July 13, 1999
West Mifflin, PA -- Kennywood Park reopened the Thunderbolt roller coaster Sunday, after inspectors officially ruled out mechanical failure as a possible cause of last Thursday's accident which injured 30-passengers.
Park and state inspectors completed their inspection of the Thunderbolt's automatic and manual breaking systems, finding nothing wrong with the operation of either. The state and park also conducted a through review of the track and trains, again finding no clues.
With state inspectors and park officials ruling out mechanical failure, inspectors will now look into other scenarios, including operator error.
Park officials declined to comment on the possibility of operator error, but did not rule it out.
"We always emphasize safety," said Pete McAneny, general manager of Kennywood Park. "These kind of things are unfortunate and are not supposed to happen."
The Thunderbolt uses two sets of breaks to come to a stop prior to entering the station. Computers apply the automatic breaks and the manual breaks are operated by one of six ride operators.
According to McAneny, both sets of breaks must be applied to stop an incoming train.
The park and state plan to continue their investigation until they determine the cause of the train collision.
On Sunday, the Thunderbolt reopened to the public with one-train in operation. According to a source, the second train will remain out of service until the park finishes some necessary repairs.

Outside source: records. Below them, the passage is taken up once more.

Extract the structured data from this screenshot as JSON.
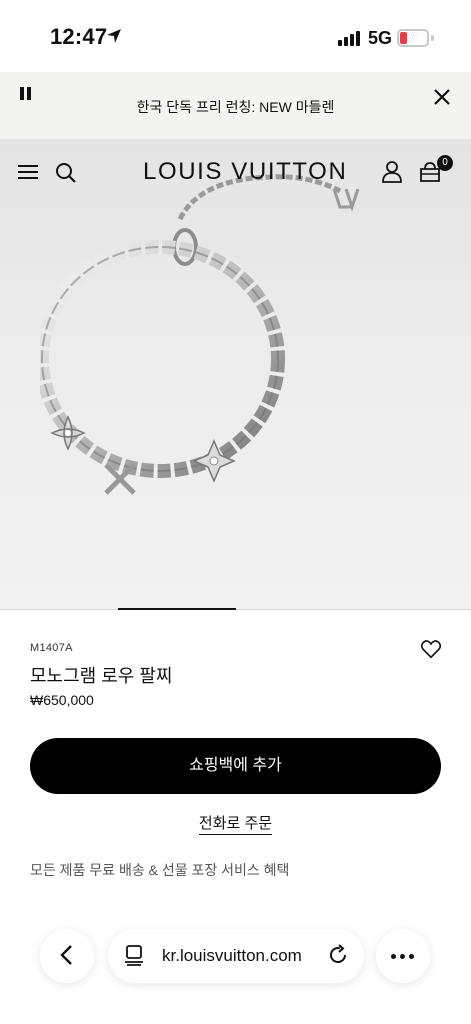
{
  "status_bar": {
    "time": "12:47",
    "network": "5G",
    "battery": "7"
  },
  "promo": {
    "text": "한국 단독 프리 런칭: NEW 마들렌"
  },
  "header": {
    "logo": "LOUIS VUITTON",
    "bag_count": "0"
  },
  "hero": {
    "slide_index": 1
  },
  "product": {
    "sku": "M1407A",
    "name": "모노그램 로우 팔찌",
    "price": "₩650,000",
    "add_to_bag": "쇼핑백에 추가",
    "phone_order": "전화로 주문",
    "benefit": "모든 제품 무료 배송 & 선물 포장 서비스 혜택"
  },
  "browser": {
    "url": "kr.louisvuitton.com"
  },
  "colors": {
    "accent": "#000000",
    "battery_low": "#e0414a"
  }
}
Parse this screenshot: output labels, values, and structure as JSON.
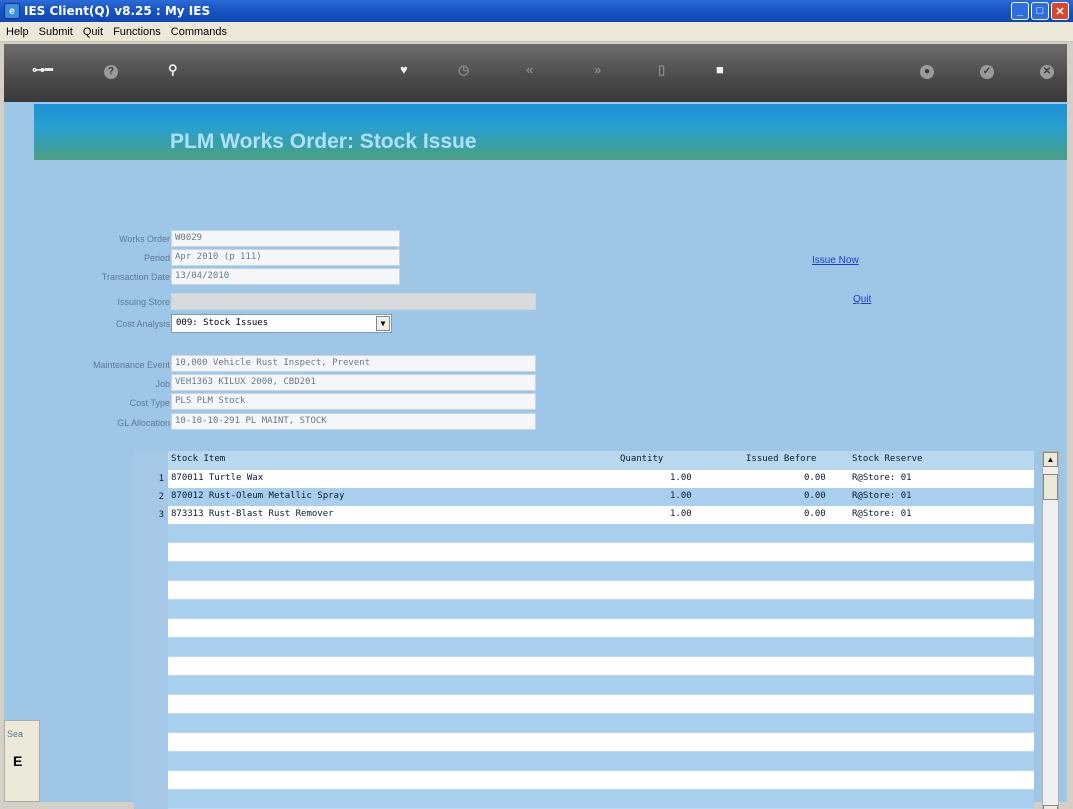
{
  "window": {
    "title": "IES Client(Q) v8.25 : My IES",
    "icon": "ies-app-icon"
  },
  "menu": [
    "Help",
    "Submit",
    "Quit",
    "Functions",
    "Commands"
  ],
  "toolbar": {
    "icons": [
      "key-icon",
      "help-icon",
      "search-icon",
      "heart-icon",
      "clock-icon",
      "rewind-icon",
      "forward-icon",
      "stop-icon",
      "square-icon",
      "record-icon",
      "check-icon",
      "close-icon"
    ]
  },
  "banner": {
    "title": "PLM Works Order: Stock Issue"
  },
  "form": {
    "works_order": {
      "label": "Works Order",
      "value": "W0029"
    },
    "period": {
      "label": "Period",
      "value": "Apr 2010 (p 111)"
    },
    "transaction_date": {
      "label": "Transaction Date",
      "value": "13/04/2010"
    },
    "issuing_store": {
      "label": "Issuing Store",
      "value": ""
    },
    "cost_analysis": {
      "label": "Cost Analysis",
      "value": "009: Stock Issues"
    },
    "maintenance_event": {
      "label": "Maintenance Event",
      "value": "10,000 Vehicle Rust Inspect, Prevent"
    },
    "job": {
      "label": "Job",
      "value": "VEH1363 KILUX 2000, CBD201"
    },
    "cost_type": {
      "label": "Cost Type",
      "value": "PLS PLM Stock"
    },
    "gl_allocation": {
      "label": "GL Allocation",
      "value": "10-10-10-291 PL MAINT, STOCK"
    }
  },
  "actions": {
    "issue_now": "Issue Now",
    "quit": "Quit"
  },
  "grid": {
    "columns": {
      "item": "Stock Item",
      "qty": "Quantity",
      "before": "Issued Before",
      "reserve": "Stock Reserve"
    },
    "rows": [
      {
        "num": "1",
        "item": "870011 Turtle Wax",
        "qty": "1.00",
        "before": "0.00",
        "reserve": "R@Store: 01"
      },
      {
        "num": "2",
        "item": "870012 Rust-Oleum Metallic Spray",
        "qty": "1.00",
        "before": "0.00",
        "reserve": "R@Store: 01"
      },
      {
        "num": "3",
        "item": "873313 Rust-Blast Rust Remover",
        "qty": "1.00",
        "before": "0.00",
        "reserve": "R@Store: 01"
      }
    ]
  },
  "dock": {
    "label": "Sea",
    "char": "E"
  }
}
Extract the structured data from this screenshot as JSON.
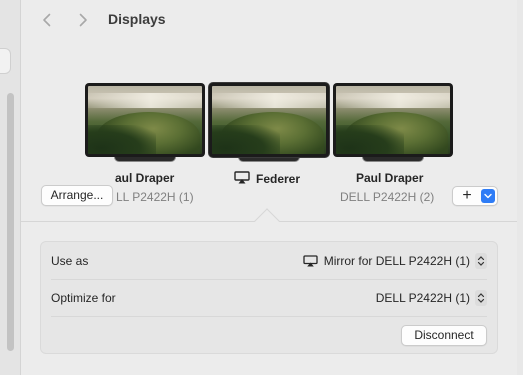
{
  "window": {
    "title": "Displays"
  },
  "toolbar": {
    "back_icon": "chevron-left-icon",
    "forward_icon": "chevron-right-icon"
  },
  "displays": [
    {
      "name": "Paul Draper",
      "visible_name": "aul Draper",
      "model": "DELL P2422H (1)",
      "visible_model": "LL P2422H (1)",
      "selected": false
    },
    {
      "name": "Federer",
      "model": "",
      "icon": "airplay-icon",
      "selected": true
    },
    {
      "name": "Paul Draper",
      "model": "DELL P2422H (2)",
      "selected": false
    }
  ],
  "buttons": {
    "arrange": "Arrange...",
    "add": "+",
    "disconnect": "Disconnect"
  },
  "settings": {
    "use_as": {
      "label": "Use as",
      "value": "Mirror for DELL P2422H (1)",
      "icon": "airplay-icon"
    },
    "optimize_for": {
      "label": "Optimize for",
      "value": "DELL P2422H (1)"
    }
  },
  "colors": {
    "accent": "#2e7cf6",
    "background": "#ececec",
    "secondary_text": "#808080"
  }
}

Coaster Train Collision Injures 30 at Kennywood July 11, 1999
Operator Error May Have Caused Thunderbolt Collision July 12, 1999